What makes me bring this up is rather embarrassing. I had some free time before work last week so I picked up a magazine, Cosmo (what can I say, I’m an intellectual) and flipped through it. I came across this section titled Bitch It Out. The title pretty much sums up what it’s about: readers send in letters and pictures of things they want to complain about. One part stuck out: “Every sat there rolling your eyes as a text-addicted friend spends a dinner date with her thumbs glued to her cell? The next time she picks up the phone while you’re supposed to be catching up, text her, ‘I might as well be out to eat by myself, LOL!’ It gets the message across in a nonconfrontational way.”
I found this irritating for two reasons. Reason one: Yes, what the texter (let’s call her A) was doing was extremely rude and should have put the phone down and had lunch with their friend (let’s call her B) and engaged in a real conversation, yet how does that justify what the B did in response? In my opinion, B’s passive aggressive response to all the texting was way worse than what A was doing. If it really bothered her so much, why would it have been so difficult to simply ask the friend to stop texting as opposed to committing the crime herself and texting her anger? I’m sure the texter thought, “I have tasted my own medicine and it is bitter.”

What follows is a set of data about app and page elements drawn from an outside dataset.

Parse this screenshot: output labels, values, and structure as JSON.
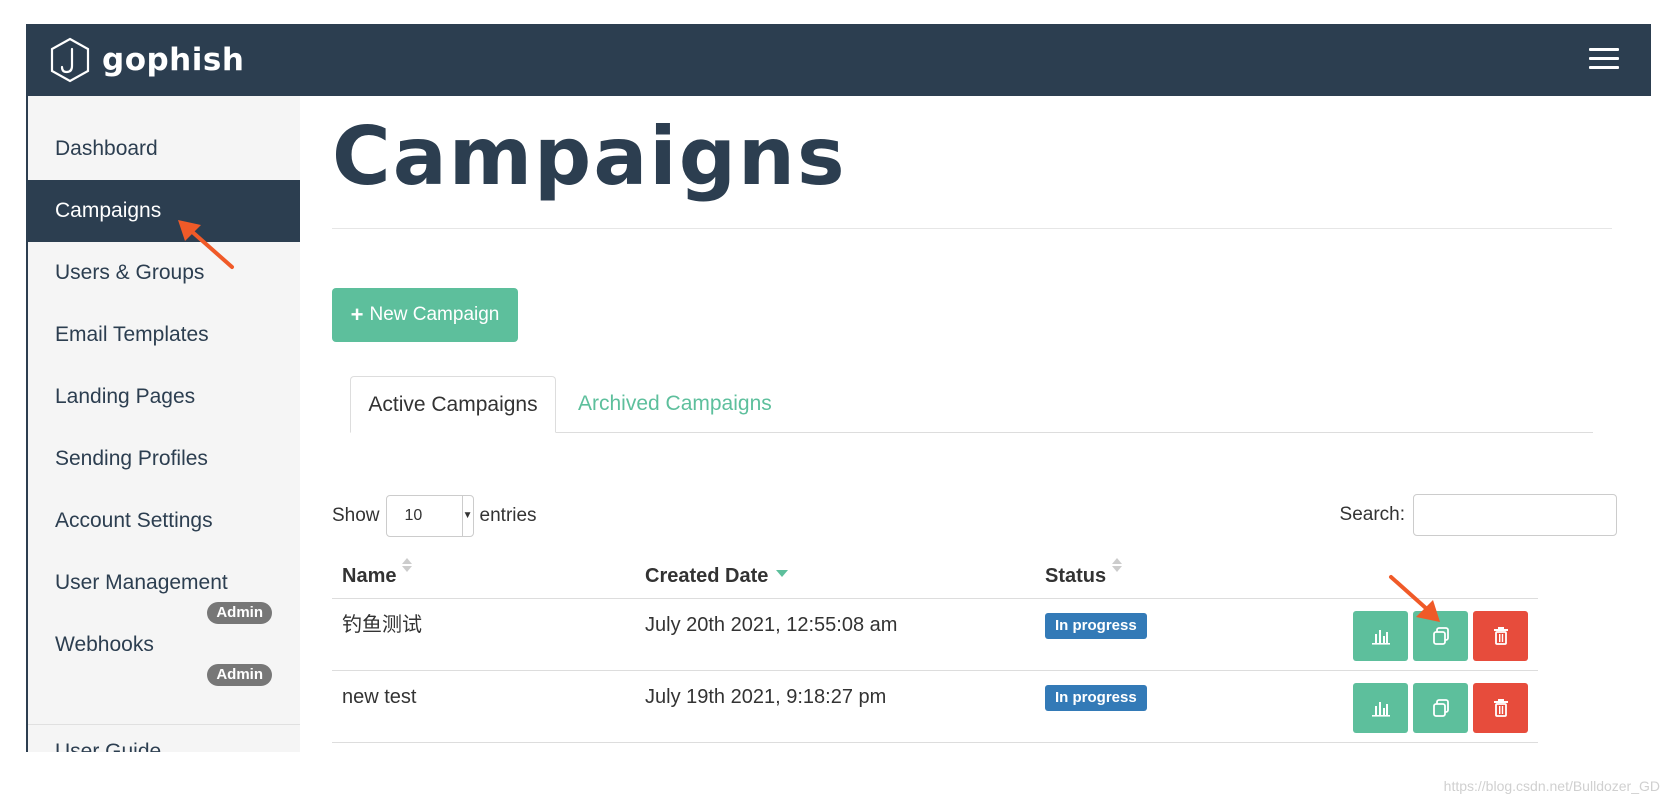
{
  "app": {
    "brand": "gophish",
    "menu_icon": "hamburger-menu-icon",
    "logo_icon": "hook-hexagon-logo"
  },
  "sidebar": {
    "items": [
      {
        "label": "Dashboard"
      },
      {
        "label": "Campaigns",
        "active": true
      },
      {
        "label": "Users & Groups"
      },
      {
        "label": "Email Templates"
      },
      {
        "label": "Landing Pages"
      },
      {
        "label": "Sending Profiles"
      },
      {
        "label": "Account Settings"
      },
      {
        "label": "User Management"
      },
      {
        "label": "Webhooks"
      }
    ],
    "badges": [
      "Admin",
      "Admin"
    ],
    "cut_off_item": "User Guide"
  },
  "main": {
    "title": "Campaigns",
    "new_button_label": "New Campaign",
    "tabs": [
      {
        "label": "Active Campaigns",
        "active": true
      },
      {
        "label": "Archived Campaigns"
      }
    ],
    "show_label": "Show",
    "entries_label": "entries",
    "length_value": "10",
    "search_label": "Search:",
    "search_value": ""
  },
  "table": {
    "columns": [
      "Name",
      "Created Date",
      "Status"
    ],
    "rows": [
      {
        "name": "钓鱼测试",
        "created": "July 20th 2021, 12:55:08 am",
        "status": "In progress"
      },
      {
        "name": "new test",
        "created": "July 19th 2021, 9:18:27 pm",
        "status": "In progress"
      }
    ],
    "action_icons": [
      "bar-chart-icon",
      "copy-icon",
      "trash-icon"
    ]
  },
  "colors": {
    "navbar": "#2c3e50",
    "accent_green": "#5dbf9c",
    "danger_red": "#e74c3c",
    "status_blue": "#337ab7",
    "annotation_arrow": "#f05a28"
  },
  "watermark": "https://blog.csdn.net/Bulldozer_GD"
}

Reason two: I acknowledge that Cosmopolitan magazine is not exactly award-winning literature, but the fact that they endorse this type of information and “advice” is appalling and awful. I realize that much of what is found in this magazine shouldn’t really be taken to heart, but they could have at least attempted to give advice that wasn’t laughable.